Whether it's chairing a local committee or working at a local nonprofit, stay-at-home parents can keep their skills polished and up-to-date by volunteering for a number of activities — perhaps it's learning about running a social media campaign, or helping with budgeting for a project. Focus on key skills relevant to your career.
2. Network in unlikely places.
Soccer games and playdates may just seem like part of everyday life, but it's a chance to meet other professionals in a casual environment. After all, other parents have careers to think about, too, and you may be top of mind if a relevant opportunity pops up in the future.
3. Keep in touch with your network, and on top of the latest technology.
Just because you're focused on parenting right now doesn't mean you have to drop off the face of the planet. Stay in touch with your colleagues, both parents and child-free professionals alike. And address one of the biggest concerns that hiring managers may have by following the latest trends in technology. Prepare some thoughts that show you're not only aware of these developments, but that you've also considered how they will impact your job and the company.
However you prepare, it appears that the trend of organizations tapping this underutilized group will continue. Both Gefsky and Delo believe one major contributor comes from an unlikely demographic: millennials. The so-called “participation trophy generation” continues to push into the workforce with demands that go beyond keggers and pingpong tables.

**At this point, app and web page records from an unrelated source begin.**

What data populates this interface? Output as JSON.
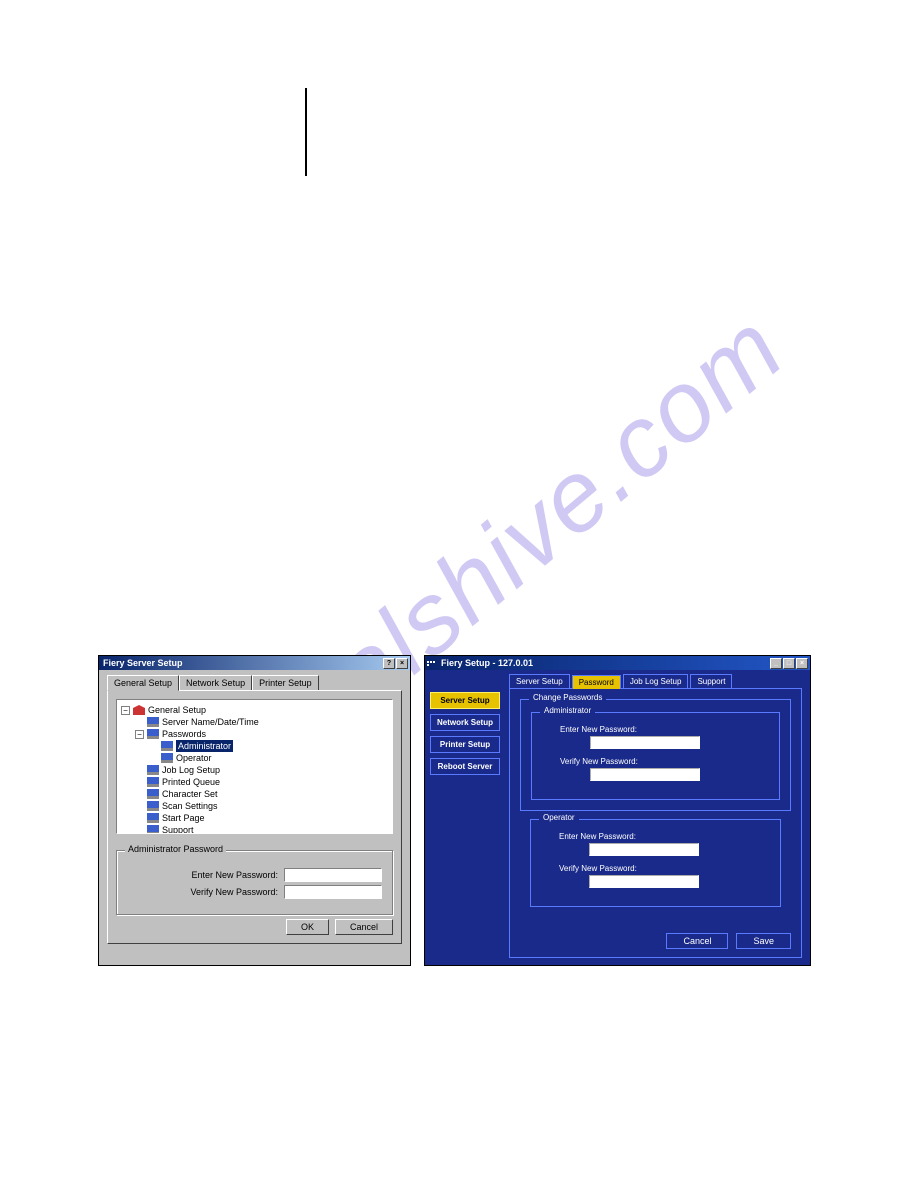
{
  "watermark": "manualshive.com",
  "left": {
    "title": "Fiery Server Setup",
    "tabs": [
      "General Setup",
      "Network Setup",
      "Printer Setup"
    ],
    "tree": {
      "root": "General Setup",
      "items": [
        "Server Name/Date/Time",
        "Passwords",
        "Administrator",
        "Operator",
        "Job Log Setup",
        "Printed Queue",
        "Character Set",
        "Scan Settings",
        "Start Page",
        "Support"
      ]
    },
    "group": {
      "title": "Administrator Password",
      "enter": "Enter New Password:",
      "verify": "Verify New Password:"
    },
    "ok": "OK",
    "cancel": "Cancel"
  },
  "right": {
    "title": "Fiery Setup - 127.0.01",
    "side": [
      "Server Setup",
      "Network Setup",
      "Printer Setup",
      "Reboot Server"
    ],
    "tabs": [
      "Server Setup",
      "Password",
      "Job Log Setup",
      "Support"
    ],
    "group_outer": "Change Passwords",
    "admin": {
      "title": "Administrator",
      "enter": "Enter New Password:",
      "verify": "Verify New Password:"
    },
    "operator": {
      "title": "Operator",
      "enter": "Enter New Password:",
      "verify": "Verify New Password:"
    },
    "cancel": "Cancel",
    "save": "Save"
  }
}
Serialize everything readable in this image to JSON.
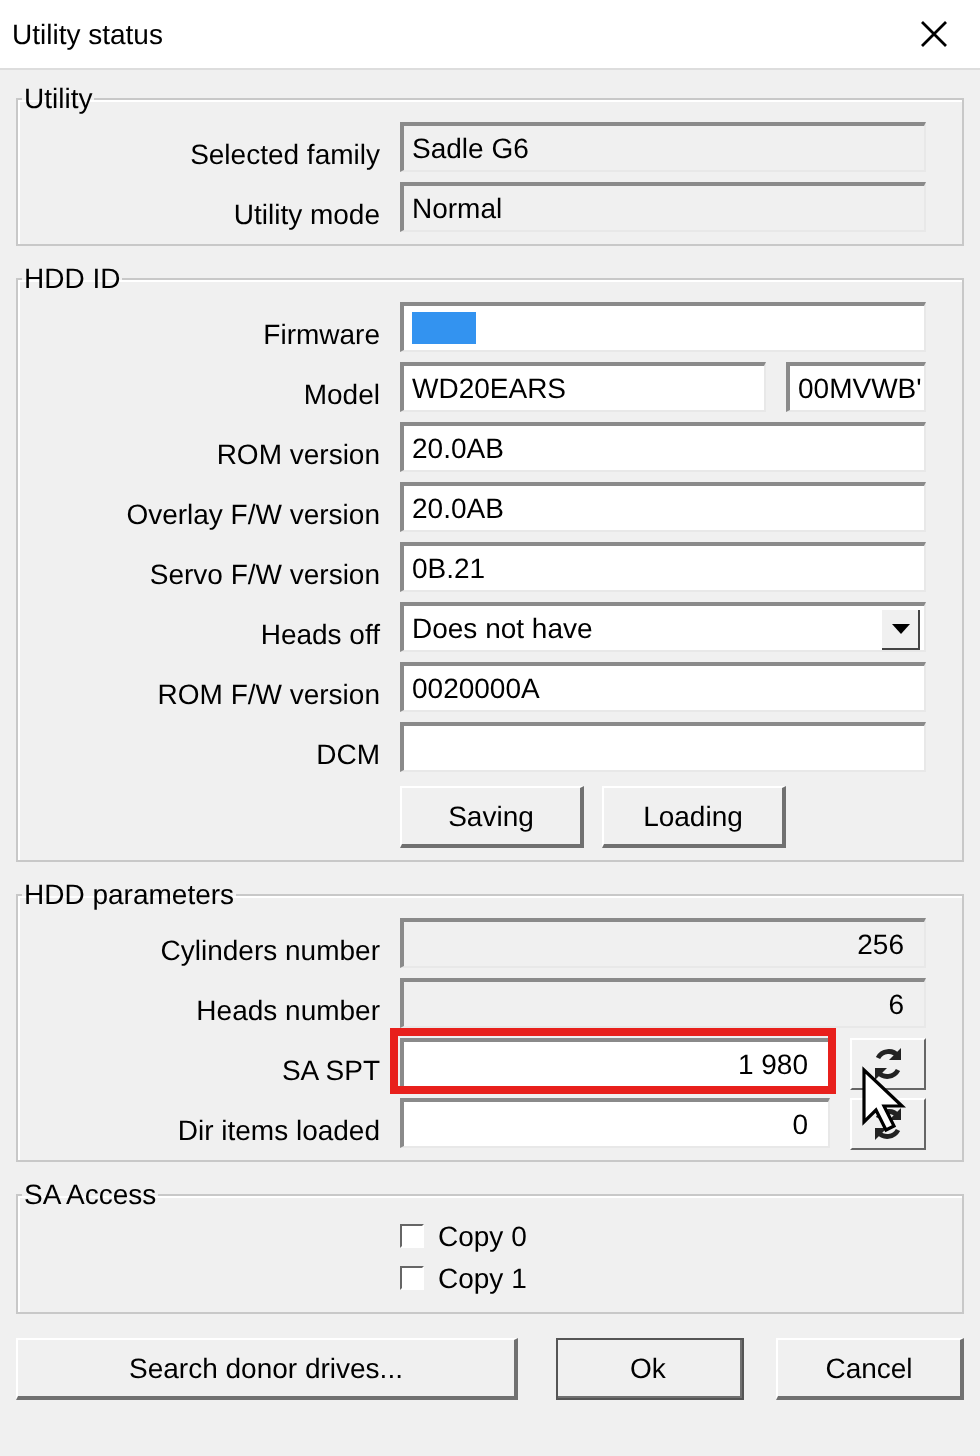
{
  "window": {
    "title": "Utility status"
  },
  "groups": [
    {
      "title": "Utility",
      "rows": [
        {
          "label": "Selected family",
          "fields": [
            {
              "kind": "readonly",
              "value": "Sadle G6"
            }
          ]
        },
        {
          "label": "Utility mode",
          "fields": [
            {
              "kind": "readonly",
              "value": "Normal"
            }
          ]
        }
      ]
    },
    {
      "title": "HDD ID",
      "rows": [
        {
          "label": "Firmware",
          "fields": [
            {
              "kind": "selection"
            }
          ]
        },
        {
          "label": "Model",
          "fields": [
            {
              "kind": "text",
              "value": "WD20EARS"
            },
            {
              "kind": "text",
              "value": "00MVWB'"
            }
          ]
        },
        {
          "label": "ROM version",
          "fields": [
            {
              "kind": "text",
              "value": "20.0AB"
            }
          ]
        },
        {
          "label": "Overlay F/W version",
          "fields": [
            {
              "kind": "text",
              "value": "20.0AB"
            }
          ]
        },
        {
          "label": "Servo F/W version",
          "fields": [
            {
              "kind": "text",
              "value": "0B.21"
            }
          ]
        },
        {
          "label": "Heads off",
          "fields": [
            {
              "kind": "select",
              "value": "Does not have"
            }
          ]
        },
        {
          "label": "ROM F/W version",
          "fields": [
            {
              "kind": "text",
              "value": "0020000A"
            }
          ]
        },
        {
          "label": "DCM",
          "fields": [
            {
              "kind": "text"
            }
          ]
        }
      ],
      "buttons": [
        "Saving",
        "Loading"
      ]
    },
    {
      "title": "HDD parameters",
      "rows": [
        {
          "label": "Cylinders number",
          "refresh": false,
          "highlighted": false,
          "fields": [
            {
              "kind": "readonly",
              "right_aligned": true,
              "value": "256"
            }
          ]
        },
        {
          "label": "Heads number",
          "refresh": false,
          "highlighted": false,
          "fields": [
            {
              "kind": "readonly",
              "right_aligned": true,
              "value": "6"
            }
          ]
        },
        {
          "label": "SA SPT",
          "refresh": true,
          "highlighted": true,
          "fields": [
            {
              "kind": "text",
              "right_aligned": true,
              "value": "1 980"
            }
          ]
        },
        {
          "label": "Dir items loaded",
          "refresh": true,
          "highlighted": false,
          "fields": [
            {
              "kind": "text",
              "right_aligned": true,
              "value": "0"
            }
          ]
        }
      ]
    },
    {
      "title": "SA Access",
      "checkboxes": [
        {
          "label": "Copy 0",
          "checked": false
        },
        {
          "label": "Copy 1",
          "checked": false
        }
      ]
    }
  ],
  "buttons": [
    {
      "label": "Search donor drives...",
      "default": false
    },
    {
      "label": "Ok",
      "default": true
    },
    {
      "label": "Cancel",
      "default": false
    }
  ]
}
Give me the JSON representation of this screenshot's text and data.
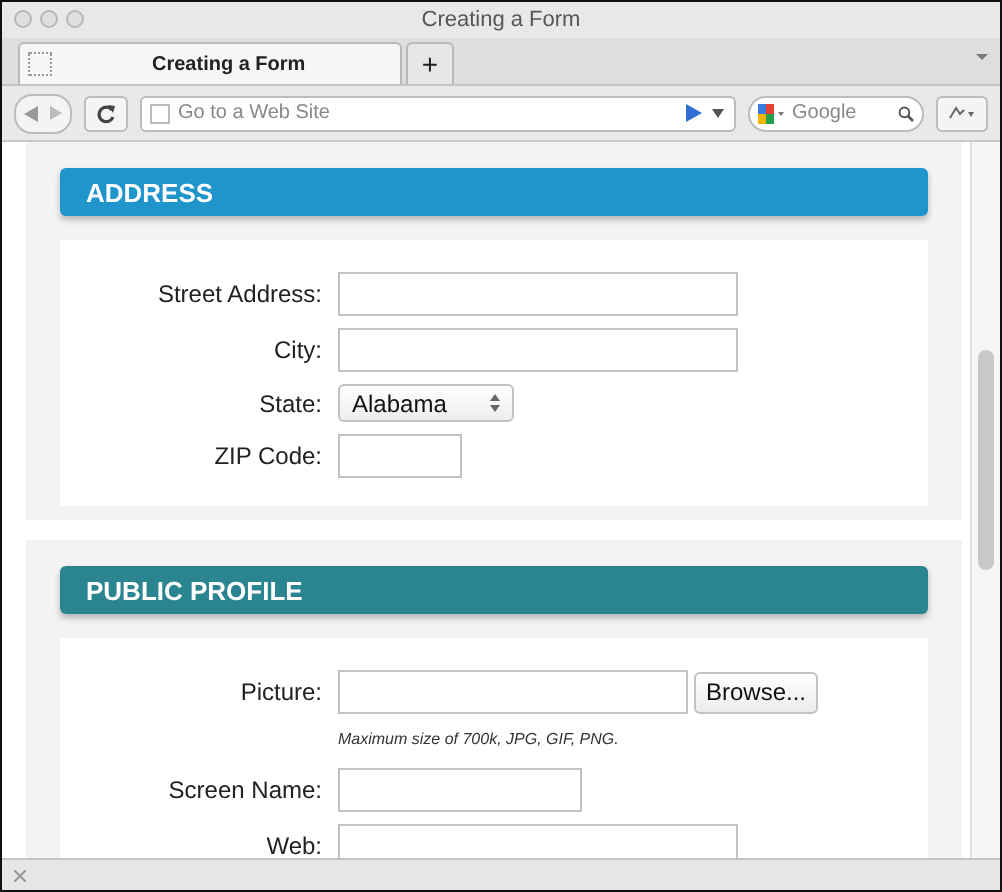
{
  "window": {
    "title": "Creating a Form"
  },
  "tabs": [
    {
      "label": "Creating a Form",
      "selected": true
    },
    {
      "label": "+",
      "selected": false
    }
  ],
  "toolbar": {
    "address_placeholder": "Go to a Web Site",
    "search_placeholder": "Google"
  },
  "sections": [
    {
      "title": "ADDRESS",
      "color": "#1f95cc",
      "fields": [
        {
          "label": "Street Address:",
          "kind": "text"
        },
        {
          "label": "City:",
          "kind": "text"
        },
        {
          "label": "State:",
          "kind": "select",
          "value": "Alabama"
        },
        {
          "label": "ZIP Code:",
          "kind": "short"
        }
      ]
    },
    {
      "title": "PUBLIC PROFILE",
      "color": "#2b8590",
      "fields": [
        {
          "label": "Picture:",
          "kind": "file",
          "button": "Browse...",
          "hint": "Maximum size of 700k, JPG, GIF, PNG."
        },
        {
          "label": "Screen Name:",
          "kind": "medium"
        },
        {
          "label": "Web:",
          "kind": "text"
        }
      ]
    }
  ]
}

And as a result, they are giving the very definition of "work" a massive facelift.
“Millennials are absolutely planning to take breaks to be with their kids and they’re absolutely planning to return to the workforce,” said Delo, who believes millennials make up an enormous force that is showing employers “they have to get with it,” since one top reason cited when leaving a job is an inflexible workplace policy.
Gefsky believes millennials are due credit for changing the rigidity of the workforce into a place where conversations around flexibility have to happen. “Workplaces are not changing their policies,” she said. “Millennials are, and all women returning to work are benefiting from from these changes.”
The so-called inflexible "mommy track" appears to be heading off into the distant sunset; a trend that Gefsky and Delo think can't get here fast enough. Delo says a number of employers are looking at having conversations internally about how to better support their working parents.